We are well satisficd in what you have said. But they disser also about synods.
I See note' on page 12.
du nom des Eignots de Genève, un ? The origin of this word is un peu autrement prononcé.” The known. Some have thought it term was first applied to the Calwas derived from a French and vinists of the Cevennes in 1560. faulty pronunciation of the German See Mosheim's Eccles. Hist. iv. word eidgnossen, which signifies 368; Fleury, Hist. Eccles. xviii. confederates, and which had been 603. An admirable Memoir of the originally the name of that valiant French Protestants, both in their part of the city of Geneva, which native country and in America, entered into an alliance with the written by that accurate annalist, Swiss cantons in order to maintain Dr. Jlolmes, is contained in the their liberties against the tyranni- Mass. Hist. Coll. xxii. 1–84. cal attempts of Charles III. duke 3 “ Neither was our departure of Savoy. These confederates were from the parishional congregations called eignots, and from thence very in England a separation from them probably was derived the word hu as no churches, but rather a secesguenots. The Abbé Fleury says, sion from the corruptions found . Ils y furent appelés Huguenots, amongst them."
NO SYNODS AMONG THE SEPARATISTS.
It is true we do not know that ever they had any solemn Synodical Assembly. And thc rcason may be, that those in England living dispersed and could not mcet in their ordinary mcctings without danger, much less in synods. Neither in Holland, where they might have more liberty, were they of any considerable number, being but those two churches, that of Amsterdam and that of Leyden. Yet some of us know that the church [of Leyden] sent messengers to those of Amsterdam, at the request of some of the chief of them, both elders and brethren, when in their dissensions they had deposed Mr. Ainsworth and some other both of their elders and brethren, Mr. Robinson being the chief of the messengers sent; which had that good cflect, as that they revoked the said deposition, and confessed their rashness and error, and lived together in peace some good time after. But when the churches want neither peace nor light to exercise the power which the Lord hath given them, Christ doth not direct them to gather into synods or classical meetings, for removing of known offences either in doctrine or manners; but only sendeth to the pastors or presbyters of each church to reform within themselves what is amongst them.

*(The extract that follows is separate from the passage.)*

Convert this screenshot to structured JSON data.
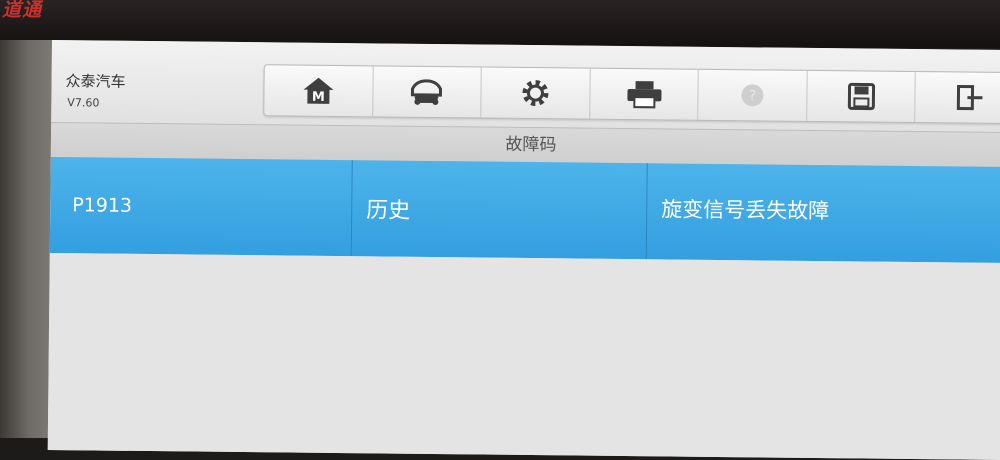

" A plain pattern,” saith Mr. Cotton in his Answer to Mr. Baylie, page 95, “in case of public oflences tolerated in neighbour churches, not forthwith to gather into a synod or classical meeting, for redress thereof, but by letters and messengers to admonish one another of what is behooveful; unless
· Ilere something seems to have been omitted.